Thursday, December 20, 2007

eLearning Tools

As part of my work with biblical studies and technological tools, I am always keeping an ways I can use and apply the technology in my courses. I've listed some resources previously, but here is a sampling of some of the stuff I check out:

I've also been working on incorporating blogs as one of my course components. I had mixed but mainly disappointing results using them this past semester in a couple courses (on Experiencing the Gospel of Mark and Opening the Scriptures: The OT in the NT), and part of it was simply that the students had no experience in blogging. I spent way too much time on the technology than I wanted to do, but this report on Teens and Social Media from the Pew Internet and American Life Project confirms how young people are indeed using multiple forms of technologies for conversation and sharing content. Course blogging will become not just helpful but essential as a conversation tool. I am also considering how I might incorporate wikis as well, and here are some of the places I'm checking:
Some other things I'm considering:
  • Second Life: There are a lot of educators and institutions committing a lot of time and money into this virtual world. I've been playing around in it a bit, and I can see where this might be going, but I don't know that I want to invest my time into it. (BTW, if you want some experience of SL without actually downloading the software and creating your avatar, etc, HERE is a 44 minute video by ABC of Australia that is quite a good intro to Second Life.

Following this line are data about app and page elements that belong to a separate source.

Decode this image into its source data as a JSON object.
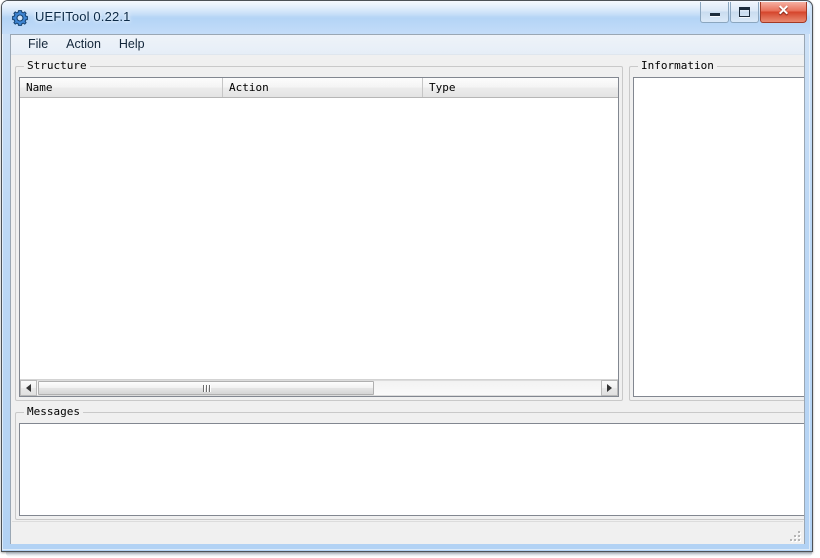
{
  "window": {
    "title": "UEFITool 0.22.1",
    "app_icon": "gear-icon",
    "caption": {
      "minimize_label": "–",
      "maximize_label": "□",
      "close_label": "✕"
    }
  },
  "menubar": {
    "items": [
      {
        "label": "File"
      },
      {
        "label": "Action"
      },
      {
        "label": "Help"
      }
    ]
  },
  "structure": {
    "group_title": "Structure",
    "columns": [
      {
        "label": "Name"
      },
      {
        "label": "Action"
      },
      {
        "label": "Type"
      }
    ],
    "rows": [],
    "hscroll": {
      "left_arrow": "scroll-left-icon",
      "right_arrow": "scroll-right-icon",
      "grip": "scrollbar-grip"
    }
  },
  "information": {
    "group_title": "Information",
    "content": ""
  },
  "messages": {
    "group_title": "Messages",
    "content": ""
  },
  "statusbar": {
    "text": "",
    "grip": "resize-grip"
  },
  "colors": {
    "titlebar_accent": "#b9d7f6",
    "close_button": "#d5452c",
    "client_background": "#f0f0f0",
    "panel_background": "#ffffff",
    "border": "#828790"
  }
}
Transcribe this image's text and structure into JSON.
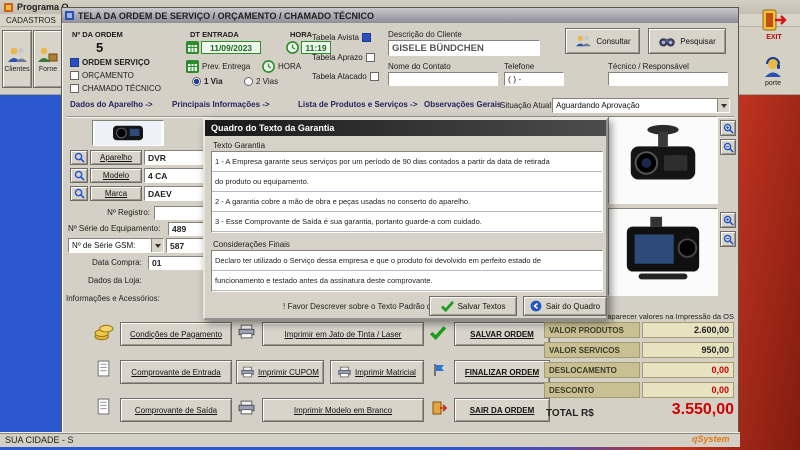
{
  "parent": {
    "title": "Programa O",
    "menu_cadastros": "CADASTROS",
    "btn_clientes": "Clientes",
    "btn_fornecedores": "Forne",
    "btn_exit": "EXIT",
    "btn_suporte": "porte",
    "status_left": "SUA CIDADE - S",
    "status_right": "qSystem"
  },
  "titlebar": {
    "title": "TELA DA ORDEM DE SERVIÇO / ORÇAMENTO / CHAMADO TÉCNICO"
  },
  "order": {
    "numero_label": "Nº DA ORDEM",
    "numero_value": "5",
    "chk_ordem_servico": "ORDEM SERVIÇO",
    "chk_orcamento": "ORÇAMENTO",
    "chk_chamado": "CHAMADO TÉCNICO",
    "dt_entrada_label": "DT ENTRADA",
    "hora_label": "HORA",
    "dt_entrada_value": "11/09/2023",
    "hora_value": "11:19",
    "prev_entrega_label": "Prev. Entrega",
    "prev_hora_label": "HORA",
    "via_1": "1 Via",
    "via_2": "2 Vias",
    "chk_tabela_avista": "Tabela Avista",
    "chk_tabela_aprazo": "Tabela Aprazo",
    "chk_tabela_atacado": "Tabela Atacado"
  },
  "client": {
    "descricao_label": "Descrição do Cliente",
    "descricao_value": "GISELE BÜNDCHEN",
    "contato_label": "Nome do Contato",
    "telefone_label": "Telefone",
    "telefone_value": "( )      -",
    "tecnico_label": "Técnico / Responsável",
    "btn_consultar": "Consultar",
    "btn_pesquisar": "Pesquisar"
  },
  "tabs": {
    "tab_dados": "Dados do Aparelho ->",
    "tab_principais": "Principais Informações ->",
    "tab_lista": "Lista de Produtos e Serviços ->",
    "tab_obs": "Observações Gerais",
    "situacao_label": "Situação Atual:",
    "situacao_value": "Aguardando Aprovação"
  },
  "device": {
    "btn_aparelho": "Aparelho",
    "aparelho_value": "DVR",
    "btn_modelo": "Modelo",
    "modelo_value": "4 CA",
    "btn_marca": "Marca",
    "marca_value": "DAEV",
    "registro_label": "Nº Registro:",
    "serie_label": "Nº Série do Equipamento:",
    "serie_value": "489",
    "gsm_label": "Nº de Série GSM:",
    "gsm_value": "587",
    "compra_label": "Data Compra:",
    "compra_value": "01",
    "loja_label": "Dados da Loja:",
    "info_label": "Informações e Acessórios:"
  },
  "dialog": {
    "title": "Quadro do Texto da Garantia",
    "garantia_label": "Texto Garantia",
    "garantia_lines": [
      "1 - A Empresa garante seus serviços por um período de 90 dias contados a partir da data de retirada",
      "do produto ou equipamento.",
      "2 - A garantia cobre a mão de obra e peças usadas no conserto do aparelho.",
      "3 - Esse Comprovante de Saída é sua garantia, portanto guarde-a com cuidado."
    ],
    "consideracoes_label": "Considerações Finais",
    "consideracoes_lines": [
      "Declaro ter utilizado o Serviço dessa empresa e que o produto foi devolvido em perfeito estado de",
      "funcionamento e testado antes da assinatura deste comprovante."
    ],
    "hint": "! Favor Descrever sobre o Texto Padrão da Garantia.",
    "btn_salvar": "Salvar Textos",
    "btn_sair": "Sair do Quadro"
  },
  "actions": {
    "condicoes": "Condições de Pagamento",
    "comp_entrada": "Comprovante de Entrada",
    "comp_saida": "Comprovante de Saída",
    "imp_jato": "Imprimir em Jato de Tinta / Laser",
    "imp_cupom": "Imprimir CUPOM",
    "imp_matricial": "Imprimir Matricial",
    "imp_branco": "Imprimir Modelo em Branco",
    "salvar_ordem": "SALVAR ORDEM",
    "finalizar_ordem": "FINALIZAR ORDEM",
    "sair_ordem": "SAIR DA ORDEM"
  },
  "totals": {
    "nota": "aparecer valores na Impressão da OS",
    "rows": [
      {
        "label": "VALOR PRODUTOS",
        "value": "2.600,00"
      },
      {
        "label": "VALOR SERVICOS",
        "value": "950,00"
      },
      {
        "label": "DESLOCAMENTO",
        "value": "0,00"
      },
      {
        "label": "DESCONTO",
        "value": "0,00"
      }
    ],
    "total_label": "TOTAL R$",
    "total_value": "3.550,00"
  },
  "colors": {
    "accent_red": "#cc0000",
    "khaki_label": "#c8c093",
    "khaki_value": "#e7e3c1",
    "green_field": "#2e8b2e"
  }
}
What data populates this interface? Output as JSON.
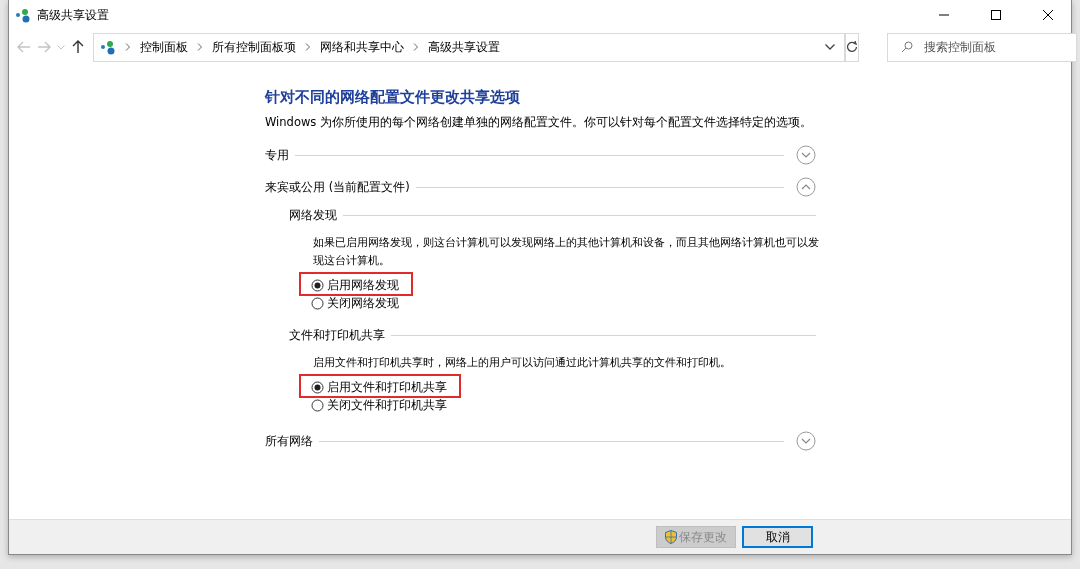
{
  "window": {
    "title": "高级共享设置"
  },
  "nav": {
    "back_disabled": true,
    "forward_disabled": true,
    "breadcrumb": [
      "控制面板",
      "所有控制面板项",
      "网络和共享中心",
      "高级共享设置"
    ],
    "search": {
      "placeholder": "搜索控制面板"
    }
  },
  "heading": "针对不同的网络配置文件更改共享选项",
  "description": "Windows 为你所使用的每个网络创建单独的网络配置文件。你可以针对每个配置文件选择特定的选项。",
  "sections": [
    {
      "label": "专用",
      "expanded": false
    },
    {
      "label": "来宾或公用 (当前配置文件)",
      "expanded": true,
      "groups": [
        {
          "label": "网络发现",
          "description": "如果已启用网络发现，则这台计算机可以发现网络上的其他计算机和设备，而且其他网络计算机也可以发现这台计算机。",
          "options": [
            {
              "label": "启用网络发现",
              "selected": true,
              "highlighted": true
            },
            {
              "label": "关闭网络发现",
              "selected": false,
              "highlighted": false
            }
          ]
        },
        {
          "label": "文件和打印机共享",
          "description": "启用文件和打印机共享时，网络上的用户可以访问通过此计算机共享的文件和打印机。",
          "options": [
            {
              "label": "启用文件和打印机共享",
              "selected": true,
              "highlighted": true
            },
            {
              "label": "关闭文件和打印机共享",
              "selected": false,
              "highlighted": false
            }
          ]
        }
      ]
    },
    {
      "label": "所有网络",
      "expanded": false
    }
  ],
  "buttons": [
    {
      "label": "保存更改",
      "kind": "shield",
      "disabled": true,
      "default": false
    },
    {
      "label": "取消",
      "kind": "plain",
      "disabled": false,
      "default": true
    }
  ]
}
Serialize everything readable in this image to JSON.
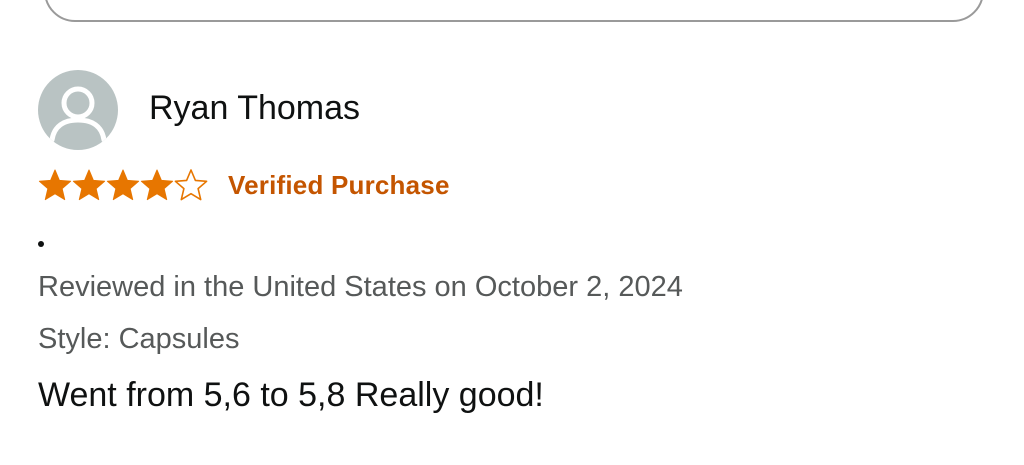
{
  "review": {
    "reviewer_name": "Ryan Thomas",
    "rating": 4,
    "rating_max": 5,
    "verified_label": "Verified Purchase",
    "bullet": "•",
    "date_line": "Reviewed in the United States on October 2, 2024",
    "style_line": "Style: Capsules",
    "body": "Went from 5,6 to 5,8 Really good!"
  },
  "icons": {
    "avatar": "user-avatar-icon",
    "star_filled": "star-filled-icon",
    "star_empty": "star-empty-icon"
  },
  "colors": {
    "star": "#e77600",
    "verified": "#c45500",
    "avatar_bg": "#b9c3c3",
    "secondary_text": "#565959",
    "primary_text": "#0f1111"
  }
}
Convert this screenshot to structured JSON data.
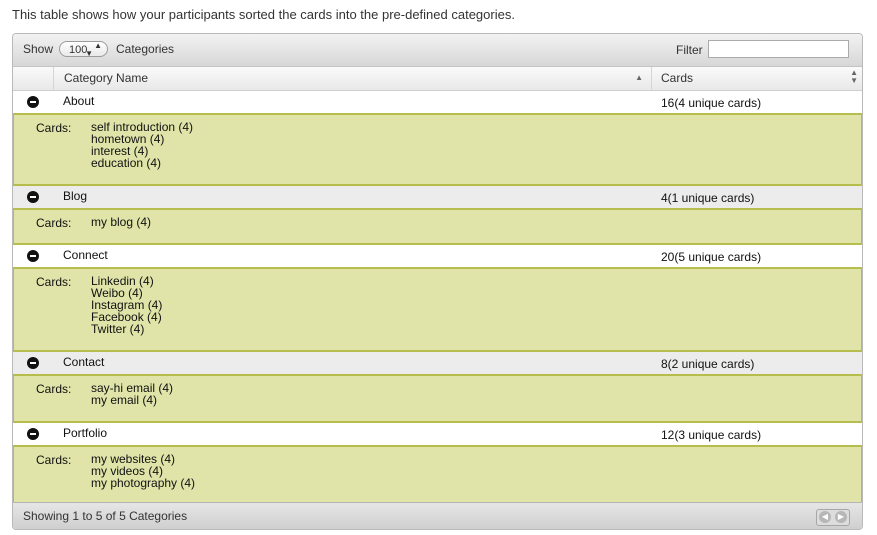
{
  "intro": "This table shows how your participants sorted the cards into the pre-defined categories.",
  "toolbar": {
    "show_label": "Show",
    "show_value": "100",
    "after_select_label": "Categories",
    "filter_label": "Filter",
    "filter_value": ""
  },
  "columns": {
    "category_name": "Category Name",
    "cards": "Cards"
  },
  "cards_label": "Cards:",
  "categories": [
    {
      "name": "About",
      "count": "16(4 unique cards)",
      "cards": [
        "self introduction (4)",
        "hometown (4)",
        "interest (4)",
        "education (4)"
      ]
    },
    {
      "name": "Blog",
      "count": "4(1 unique cards)",
      "cards": [
        "my blog (4)"
      ]
    },
    {
      "name": "Connect",
      "count": "20(5 unique cards)",
      "cards": [
        "Linkedin (4)",
        "Weibo (4)",
        "Instagram (4)",
        "Facebook (4)",
        "Twitter (4)"
      ]
    },
    {
      "name": "Contact",
      "count": "8(2 unique cards)",
      "cards": [
        "say-hi email (4)",
        "my email (4)"
      ]
    },
    {
      "name": "Portfolio",
      "count": "12(3 unique cards)",
      "cards": [
        "my websites (4)",
        "my videos (4)",
        "my photography (4)"
      ]
    }
  ],
  "footer": {
    "info": "Showing 1 to 5 of 5 Categories"
  }
}
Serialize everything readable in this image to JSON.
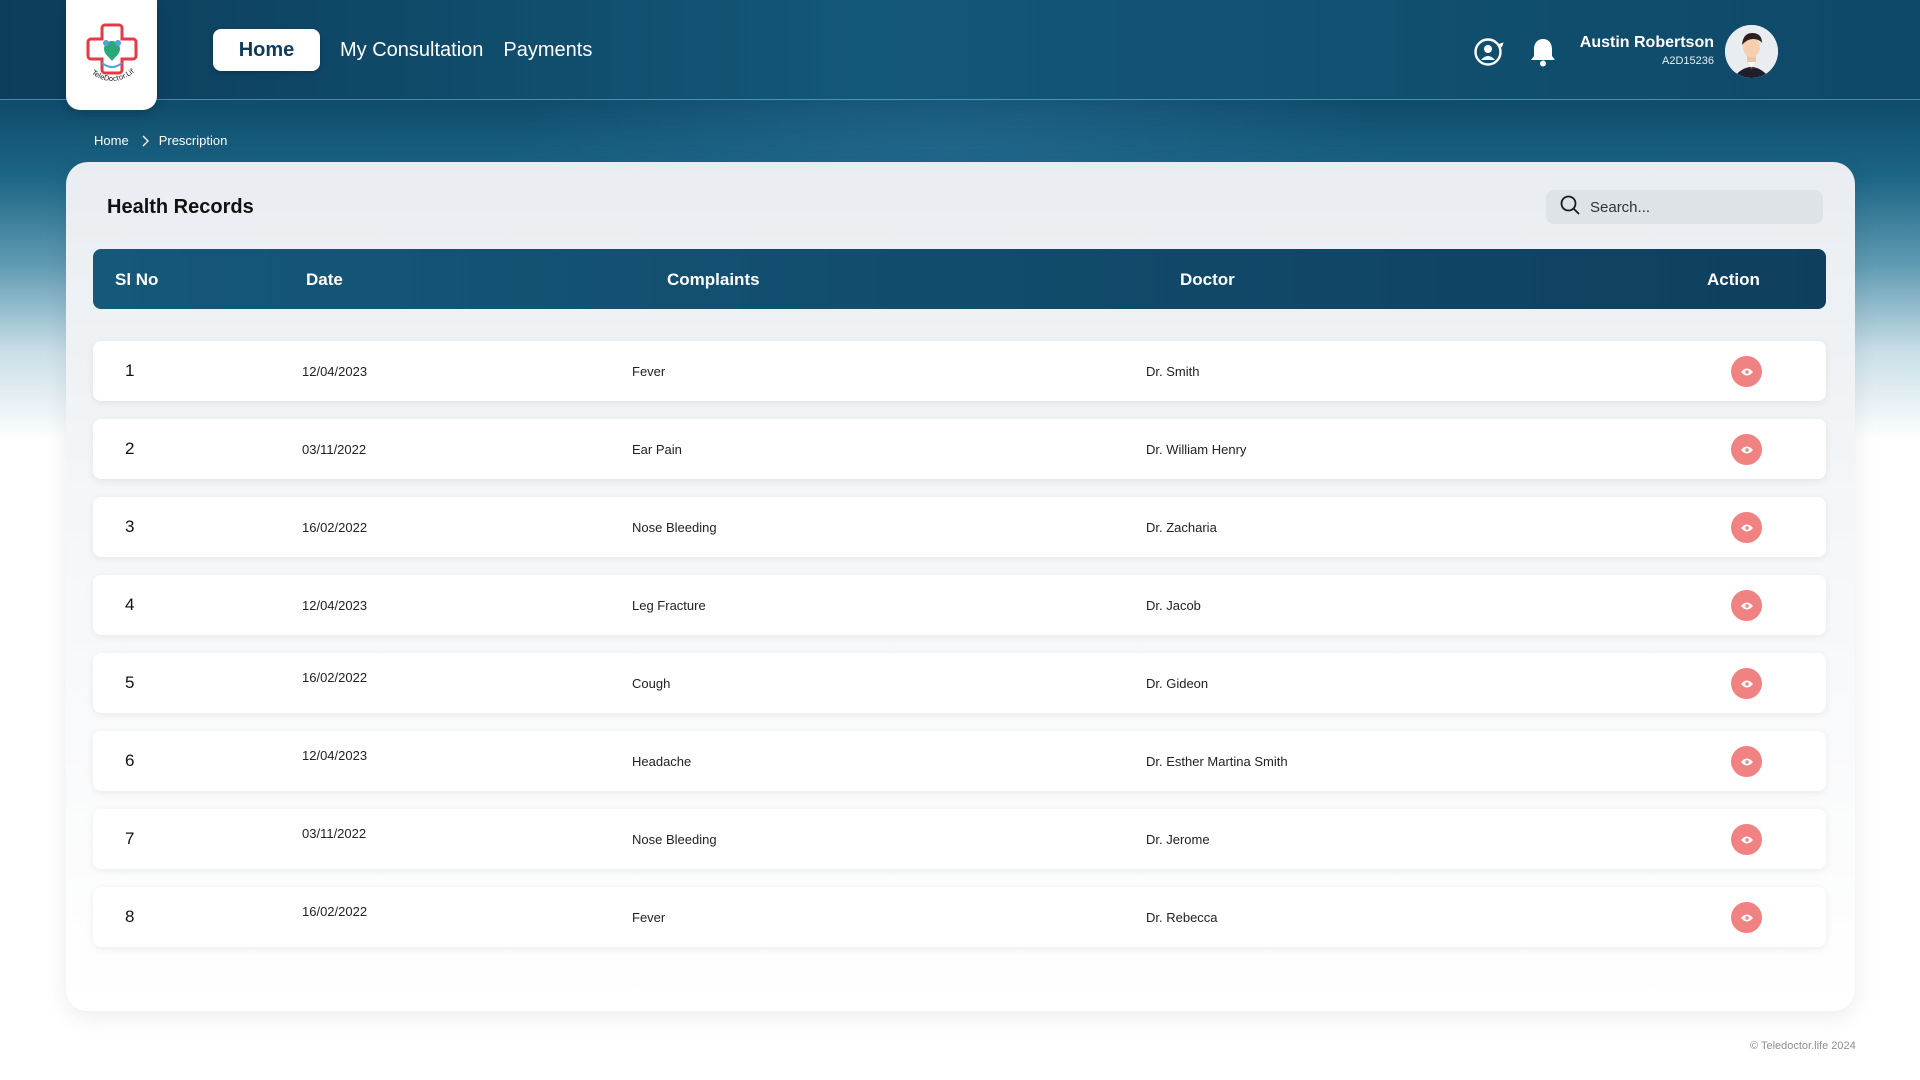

A bit heavy on the business and sex stuff and a bit short on the educational resources, but it will give you a good idea of the pros/cons of a virtual world.) There are some interesting installations of universities and libraries and online courses, and churches are getting into the act as well.
  • circaVie: A site that allows users to create their own free timelines where comments, pics, and video can be arranged.
  • Voicethread - Start with an image, doc, or video. Users then respond to that material by leaving voice (using mic or telephone), text, audio, or video comments. It is free, and the idea is that it becomes a collaborative learning space.
Other ideas? I'd be glad to hear what you are doing!

1 comment:

  1. Returning your comments on my blog on course planning tools, I've been checking out and it seems like a really nice tool in general for any form of historical course. Certainly still a beta since it throws errors quite frequently, but it looks like it will grow into something very slick.

    Thanks for the tip!